Abstract: The publication of Elsa Chaney’s research on female political engagement in Latin America in 1971 ensured her legacy as a pioneer in that domain. It also provided decades of investigators with a baseline for evolving theories associated with the supermadre model. Sociopolitical developments in the twenty-first century now question that model’s viability going forward. This discussion suggests a recast model—an “adaptation of species” with enhanced capabilities: the supra-madre.
Chile es – y ojalá que muy pronto era – uno de los cuatro países (Chile, Nicaragua, República Dominicana, y El Salvador) en la región Latinoamericana que completamente prohíbe el aborto, y uno de seis en el mundo. La penalización por recibir un aborto en Chile puede incluir tiempo en la cárcel de hasta cinco años. También hay una posibilidad de tiempo en la cárcel para cualquier persona que administre un aborto. En Chile, las mujeres podrían sufrir medidas punitivas que solamente sirven para extender su dolor, y los médicos que ofrecen abortos lo hacen arriesgándose a ellos mismos.
Chile is – and hopefully soon to be was –one of four countries (Chile, Nicaragua, Dominican Republic, and El Salvador) in the Latin American region that completely bans abortion, and one of six globally.
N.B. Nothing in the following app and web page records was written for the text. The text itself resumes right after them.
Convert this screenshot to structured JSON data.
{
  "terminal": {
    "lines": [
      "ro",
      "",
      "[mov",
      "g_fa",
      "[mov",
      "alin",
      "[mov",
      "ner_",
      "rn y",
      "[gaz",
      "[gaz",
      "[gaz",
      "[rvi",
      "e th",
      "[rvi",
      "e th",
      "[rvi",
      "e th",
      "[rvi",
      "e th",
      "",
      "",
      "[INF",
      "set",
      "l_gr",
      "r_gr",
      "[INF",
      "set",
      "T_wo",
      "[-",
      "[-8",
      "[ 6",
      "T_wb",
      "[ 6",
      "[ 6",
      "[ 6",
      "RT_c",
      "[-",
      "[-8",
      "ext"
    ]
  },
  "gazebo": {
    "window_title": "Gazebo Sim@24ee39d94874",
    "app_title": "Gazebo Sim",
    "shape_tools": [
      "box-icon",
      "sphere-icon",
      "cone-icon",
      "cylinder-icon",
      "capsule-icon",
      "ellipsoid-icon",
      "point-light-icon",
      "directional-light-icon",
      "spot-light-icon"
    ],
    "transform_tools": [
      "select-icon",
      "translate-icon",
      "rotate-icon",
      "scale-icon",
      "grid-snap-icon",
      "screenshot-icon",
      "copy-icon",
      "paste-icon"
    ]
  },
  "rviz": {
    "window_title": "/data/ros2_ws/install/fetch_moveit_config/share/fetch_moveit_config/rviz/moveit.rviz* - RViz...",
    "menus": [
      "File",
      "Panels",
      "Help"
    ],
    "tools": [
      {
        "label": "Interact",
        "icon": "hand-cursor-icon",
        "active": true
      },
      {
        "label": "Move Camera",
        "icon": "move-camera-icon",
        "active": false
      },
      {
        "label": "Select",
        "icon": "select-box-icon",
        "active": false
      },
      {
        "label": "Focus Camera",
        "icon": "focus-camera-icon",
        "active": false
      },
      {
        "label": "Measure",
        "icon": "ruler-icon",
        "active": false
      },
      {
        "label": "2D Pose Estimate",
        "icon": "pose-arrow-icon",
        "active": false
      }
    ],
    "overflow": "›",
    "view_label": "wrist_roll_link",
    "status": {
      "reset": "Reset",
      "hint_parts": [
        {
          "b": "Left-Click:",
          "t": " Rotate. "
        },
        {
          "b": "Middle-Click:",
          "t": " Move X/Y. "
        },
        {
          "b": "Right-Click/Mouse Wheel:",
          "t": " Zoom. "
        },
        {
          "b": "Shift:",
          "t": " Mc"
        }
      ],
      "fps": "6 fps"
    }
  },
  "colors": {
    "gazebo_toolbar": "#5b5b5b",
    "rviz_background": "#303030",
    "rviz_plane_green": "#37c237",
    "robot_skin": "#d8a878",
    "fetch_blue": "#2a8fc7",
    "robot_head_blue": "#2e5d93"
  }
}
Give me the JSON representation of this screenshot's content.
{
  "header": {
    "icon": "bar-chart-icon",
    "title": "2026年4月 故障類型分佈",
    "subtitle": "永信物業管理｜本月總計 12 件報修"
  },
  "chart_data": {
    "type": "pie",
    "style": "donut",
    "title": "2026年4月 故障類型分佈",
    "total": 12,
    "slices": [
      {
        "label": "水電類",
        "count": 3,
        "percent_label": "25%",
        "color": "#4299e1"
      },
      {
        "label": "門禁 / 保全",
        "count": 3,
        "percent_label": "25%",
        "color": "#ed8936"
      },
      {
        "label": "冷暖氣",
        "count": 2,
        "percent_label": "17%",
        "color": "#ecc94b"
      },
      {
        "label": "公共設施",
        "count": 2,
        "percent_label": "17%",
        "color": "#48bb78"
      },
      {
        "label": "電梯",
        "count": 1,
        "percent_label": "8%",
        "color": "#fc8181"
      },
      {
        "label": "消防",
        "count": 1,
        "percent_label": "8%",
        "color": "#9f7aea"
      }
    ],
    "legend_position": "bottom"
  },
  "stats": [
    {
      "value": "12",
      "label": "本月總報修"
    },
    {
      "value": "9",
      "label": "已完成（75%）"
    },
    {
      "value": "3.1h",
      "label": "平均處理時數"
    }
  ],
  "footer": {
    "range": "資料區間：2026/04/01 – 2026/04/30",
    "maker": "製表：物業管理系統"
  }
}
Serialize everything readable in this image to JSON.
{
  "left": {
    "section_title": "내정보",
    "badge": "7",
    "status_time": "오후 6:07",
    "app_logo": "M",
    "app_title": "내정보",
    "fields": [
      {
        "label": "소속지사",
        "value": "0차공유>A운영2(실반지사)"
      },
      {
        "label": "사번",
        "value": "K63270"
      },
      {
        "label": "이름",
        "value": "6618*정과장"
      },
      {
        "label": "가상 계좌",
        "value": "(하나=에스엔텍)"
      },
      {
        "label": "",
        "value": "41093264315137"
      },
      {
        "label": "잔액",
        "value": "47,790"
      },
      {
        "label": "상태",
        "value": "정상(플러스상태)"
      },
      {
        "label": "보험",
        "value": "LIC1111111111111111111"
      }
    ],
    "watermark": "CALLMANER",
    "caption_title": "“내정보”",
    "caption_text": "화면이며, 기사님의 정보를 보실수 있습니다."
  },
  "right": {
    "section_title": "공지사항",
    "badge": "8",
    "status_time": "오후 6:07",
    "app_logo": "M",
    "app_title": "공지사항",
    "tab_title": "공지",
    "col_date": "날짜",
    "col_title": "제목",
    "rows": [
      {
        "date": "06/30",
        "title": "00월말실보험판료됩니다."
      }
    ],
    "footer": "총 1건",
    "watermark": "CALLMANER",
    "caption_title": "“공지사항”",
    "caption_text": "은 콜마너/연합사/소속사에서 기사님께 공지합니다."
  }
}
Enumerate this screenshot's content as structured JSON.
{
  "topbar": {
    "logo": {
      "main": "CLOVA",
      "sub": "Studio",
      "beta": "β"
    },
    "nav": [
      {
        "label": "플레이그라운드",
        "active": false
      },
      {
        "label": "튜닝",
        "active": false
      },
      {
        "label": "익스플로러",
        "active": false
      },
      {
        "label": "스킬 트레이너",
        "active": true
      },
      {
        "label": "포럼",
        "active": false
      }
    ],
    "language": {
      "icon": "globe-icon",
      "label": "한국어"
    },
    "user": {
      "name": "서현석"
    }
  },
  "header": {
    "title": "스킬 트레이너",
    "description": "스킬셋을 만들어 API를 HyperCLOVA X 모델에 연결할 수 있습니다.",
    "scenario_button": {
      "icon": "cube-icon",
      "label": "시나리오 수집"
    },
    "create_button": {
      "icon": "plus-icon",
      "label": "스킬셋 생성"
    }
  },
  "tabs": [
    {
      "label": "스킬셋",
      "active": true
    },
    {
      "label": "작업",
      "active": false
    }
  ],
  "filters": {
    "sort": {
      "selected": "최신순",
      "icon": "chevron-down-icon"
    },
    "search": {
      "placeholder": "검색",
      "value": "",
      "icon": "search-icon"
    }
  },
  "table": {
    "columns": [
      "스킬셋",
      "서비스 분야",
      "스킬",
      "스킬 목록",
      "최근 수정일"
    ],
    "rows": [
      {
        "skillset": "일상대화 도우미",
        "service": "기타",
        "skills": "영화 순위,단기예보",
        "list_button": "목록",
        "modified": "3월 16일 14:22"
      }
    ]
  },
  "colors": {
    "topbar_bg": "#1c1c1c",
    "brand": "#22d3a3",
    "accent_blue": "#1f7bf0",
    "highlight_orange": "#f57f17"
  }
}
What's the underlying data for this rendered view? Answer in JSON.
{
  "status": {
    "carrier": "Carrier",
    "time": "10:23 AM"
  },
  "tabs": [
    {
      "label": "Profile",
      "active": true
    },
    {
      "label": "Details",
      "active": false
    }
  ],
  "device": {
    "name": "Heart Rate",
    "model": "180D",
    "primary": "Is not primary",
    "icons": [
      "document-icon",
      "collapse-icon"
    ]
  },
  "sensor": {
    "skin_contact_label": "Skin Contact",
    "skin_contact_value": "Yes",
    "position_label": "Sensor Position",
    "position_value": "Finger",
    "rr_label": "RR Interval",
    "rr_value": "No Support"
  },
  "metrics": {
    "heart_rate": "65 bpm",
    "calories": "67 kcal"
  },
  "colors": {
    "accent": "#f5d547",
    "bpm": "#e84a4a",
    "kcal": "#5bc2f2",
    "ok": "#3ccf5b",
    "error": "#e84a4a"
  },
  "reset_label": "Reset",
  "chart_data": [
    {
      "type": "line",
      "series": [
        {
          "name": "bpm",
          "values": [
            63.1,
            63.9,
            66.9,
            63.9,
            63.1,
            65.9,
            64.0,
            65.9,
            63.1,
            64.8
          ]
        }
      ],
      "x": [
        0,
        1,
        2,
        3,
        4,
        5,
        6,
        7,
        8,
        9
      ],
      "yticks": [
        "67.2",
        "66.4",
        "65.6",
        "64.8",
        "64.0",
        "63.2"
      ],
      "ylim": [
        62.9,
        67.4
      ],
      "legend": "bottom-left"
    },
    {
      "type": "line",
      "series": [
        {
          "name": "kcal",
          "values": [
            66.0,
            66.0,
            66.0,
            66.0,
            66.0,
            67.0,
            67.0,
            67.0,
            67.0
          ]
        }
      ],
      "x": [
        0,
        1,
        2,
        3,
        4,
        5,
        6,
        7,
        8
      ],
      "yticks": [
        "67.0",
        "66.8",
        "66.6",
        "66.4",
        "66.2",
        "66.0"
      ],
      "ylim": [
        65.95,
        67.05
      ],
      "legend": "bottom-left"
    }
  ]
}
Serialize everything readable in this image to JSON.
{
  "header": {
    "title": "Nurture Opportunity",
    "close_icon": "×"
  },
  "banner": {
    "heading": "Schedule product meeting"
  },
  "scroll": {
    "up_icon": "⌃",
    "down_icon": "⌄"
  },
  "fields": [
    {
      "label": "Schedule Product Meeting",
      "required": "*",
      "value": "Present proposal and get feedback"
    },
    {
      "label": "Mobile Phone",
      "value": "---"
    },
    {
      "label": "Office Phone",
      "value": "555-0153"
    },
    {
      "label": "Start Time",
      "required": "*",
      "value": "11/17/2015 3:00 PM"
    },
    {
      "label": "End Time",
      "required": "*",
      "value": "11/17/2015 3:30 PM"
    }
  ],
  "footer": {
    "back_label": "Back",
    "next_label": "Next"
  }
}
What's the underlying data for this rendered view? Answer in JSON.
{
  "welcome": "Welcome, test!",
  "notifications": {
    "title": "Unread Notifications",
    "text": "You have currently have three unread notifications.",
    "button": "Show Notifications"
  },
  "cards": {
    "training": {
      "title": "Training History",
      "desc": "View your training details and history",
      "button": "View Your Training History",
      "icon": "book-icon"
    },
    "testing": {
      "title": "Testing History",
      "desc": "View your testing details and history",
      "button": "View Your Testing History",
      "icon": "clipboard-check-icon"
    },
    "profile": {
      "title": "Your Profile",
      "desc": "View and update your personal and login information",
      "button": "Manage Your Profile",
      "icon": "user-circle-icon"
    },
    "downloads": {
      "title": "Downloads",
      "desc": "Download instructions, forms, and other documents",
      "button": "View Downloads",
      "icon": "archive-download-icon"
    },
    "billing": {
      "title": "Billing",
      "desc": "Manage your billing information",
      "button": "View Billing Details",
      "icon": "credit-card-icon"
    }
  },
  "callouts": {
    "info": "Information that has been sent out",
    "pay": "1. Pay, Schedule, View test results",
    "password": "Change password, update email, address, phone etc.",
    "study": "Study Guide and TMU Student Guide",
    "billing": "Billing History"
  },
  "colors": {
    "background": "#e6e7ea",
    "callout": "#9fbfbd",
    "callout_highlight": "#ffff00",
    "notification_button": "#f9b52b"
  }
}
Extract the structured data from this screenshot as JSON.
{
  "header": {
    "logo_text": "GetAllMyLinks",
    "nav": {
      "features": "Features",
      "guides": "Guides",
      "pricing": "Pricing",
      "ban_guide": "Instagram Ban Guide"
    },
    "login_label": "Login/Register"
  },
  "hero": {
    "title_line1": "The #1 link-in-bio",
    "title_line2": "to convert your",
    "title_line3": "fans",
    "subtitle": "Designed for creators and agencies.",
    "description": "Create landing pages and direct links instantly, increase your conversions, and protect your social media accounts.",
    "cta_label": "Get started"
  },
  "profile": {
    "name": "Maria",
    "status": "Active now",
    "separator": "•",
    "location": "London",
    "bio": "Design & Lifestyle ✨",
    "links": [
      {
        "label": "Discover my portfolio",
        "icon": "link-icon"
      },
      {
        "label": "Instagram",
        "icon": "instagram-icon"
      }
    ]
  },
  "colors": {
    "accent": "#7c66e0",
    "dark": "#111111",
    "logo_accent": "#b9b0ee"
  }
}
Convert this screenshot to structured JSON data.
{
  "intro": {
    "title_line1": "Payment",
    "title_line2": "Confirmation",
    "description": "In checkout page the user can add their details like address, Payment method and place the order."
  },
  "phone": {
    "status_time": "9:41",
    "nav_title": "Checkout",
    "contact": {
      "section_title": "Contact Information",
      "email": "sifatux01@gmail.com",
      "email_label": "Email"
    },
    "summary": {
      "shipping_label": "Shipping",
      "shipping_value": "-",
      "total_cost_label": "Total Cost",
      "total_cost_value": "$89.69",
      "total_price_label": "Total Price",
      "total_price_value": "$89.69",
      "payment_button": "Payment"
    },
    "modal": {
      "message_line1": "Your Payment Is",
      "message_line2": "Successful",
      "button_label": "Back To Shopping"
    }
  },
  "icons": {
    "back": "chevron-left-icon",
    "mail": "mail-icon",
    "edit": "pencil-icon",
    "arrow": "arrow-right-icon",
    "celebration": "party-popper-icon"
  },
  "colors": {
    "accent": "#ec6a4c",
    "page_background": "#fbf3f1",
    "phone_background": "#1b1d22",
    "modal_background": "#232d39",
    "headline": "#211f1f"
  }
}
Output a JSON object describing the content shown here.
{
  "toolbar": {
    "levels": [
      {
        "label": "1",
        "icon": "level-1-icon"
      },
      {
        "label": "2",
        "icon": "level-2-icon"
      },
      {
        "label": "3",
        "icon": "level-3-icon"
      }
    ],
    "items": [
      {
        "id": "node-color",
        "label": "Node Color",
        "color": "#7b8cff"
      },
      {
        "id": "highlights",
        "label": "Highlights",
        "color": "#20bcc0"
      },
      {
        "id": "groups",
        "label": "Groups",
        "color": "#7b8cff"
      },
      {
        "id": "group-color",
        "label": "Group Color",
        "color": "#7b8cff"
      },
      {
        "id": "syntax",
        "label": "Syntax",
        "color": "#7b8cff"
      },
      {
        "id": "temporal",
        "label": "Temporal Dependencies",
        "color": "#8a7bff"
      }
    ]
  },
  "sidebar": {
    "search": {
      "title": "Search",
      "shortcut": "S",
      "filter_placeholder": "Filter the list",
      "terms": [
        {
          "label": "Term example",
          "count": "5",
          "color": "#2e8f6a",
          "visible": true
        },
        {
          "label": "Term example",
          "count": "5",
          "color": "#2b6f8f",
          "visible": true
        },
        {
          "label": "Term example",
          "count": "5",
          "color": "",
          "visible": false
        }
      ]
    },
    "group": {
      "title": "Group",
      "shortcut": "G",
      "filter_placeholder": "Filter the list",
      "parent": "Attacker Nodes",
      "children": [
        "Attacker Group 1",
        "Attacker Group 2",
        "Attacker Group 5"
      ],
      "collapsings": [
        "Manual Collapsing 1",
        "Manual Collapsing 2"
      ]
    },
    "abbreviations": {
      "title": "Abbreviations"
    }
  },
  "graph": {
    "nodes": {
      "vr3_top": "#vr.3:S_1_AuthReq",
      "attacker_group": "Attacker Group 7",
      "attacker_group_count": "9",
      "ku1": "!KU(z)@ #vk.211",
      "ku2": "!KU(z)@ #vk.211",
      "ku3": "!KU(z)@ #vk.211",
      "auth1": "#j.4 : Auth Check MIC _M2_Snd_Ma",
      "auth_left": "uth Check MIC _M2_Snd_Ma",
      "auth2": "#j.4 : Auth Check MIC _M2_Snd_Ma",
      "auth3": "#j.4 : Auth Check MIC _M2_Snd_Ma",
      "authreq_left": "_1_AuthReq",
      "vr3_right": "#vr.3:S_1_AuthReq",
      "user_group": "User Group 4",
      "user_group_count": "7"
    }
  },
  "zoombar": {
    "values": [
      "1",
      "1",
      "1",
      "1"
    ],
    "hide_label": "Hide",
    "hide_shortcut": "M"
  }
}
The penalty for receiving an abortion in Chile can include jail time of up tofive years. There is also apossibility of jail time for any individual who administers an abortion. In Chile, women may suffer punitive measures that only serve to further extend their pain, and medical professionals who offer abortions do so at significant risk to themselves.
But finally, it seems the women of Chile will have hope that they have not had since1989, when the ban was implemented. As it stands, 70 percent of Chileans support this bill. In 2015, as seen in the graphic below, provided by the Chilean government, President Bachelet released a bill which will allow abortions in certain instances.